▶ TASK INSTRUCTIONS
How many lines in the data that follows contain the word "vídeos"? Only that number is needed.

^^^^

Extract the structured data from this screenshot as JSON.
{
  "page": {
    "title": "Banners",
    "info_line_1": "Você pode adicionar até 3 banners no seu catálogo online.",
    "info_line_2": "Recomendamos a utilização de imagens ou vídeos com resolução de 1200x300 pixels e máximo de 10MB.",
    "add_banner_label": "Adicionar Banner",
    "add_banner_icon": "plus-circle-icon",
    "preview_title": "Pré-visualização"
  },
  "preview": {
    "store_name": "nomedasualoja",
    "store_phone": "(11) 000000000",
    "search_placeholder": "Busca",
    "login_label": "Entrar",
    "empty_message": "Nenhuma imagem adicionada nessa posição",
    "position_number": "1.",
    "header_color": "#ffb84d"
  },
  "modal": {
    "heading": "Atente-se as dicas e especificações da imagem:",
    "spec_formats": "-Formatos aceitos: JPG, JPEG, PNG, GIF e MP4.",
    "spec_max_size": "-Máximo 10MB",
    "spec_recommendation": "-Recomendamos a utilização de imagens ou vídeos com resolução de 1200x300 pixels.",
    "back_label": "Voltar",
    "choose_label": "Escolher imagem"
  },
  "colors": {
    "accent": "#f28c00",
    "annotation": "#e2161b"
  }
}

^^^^

▶ EXERCISE RESPONSE
2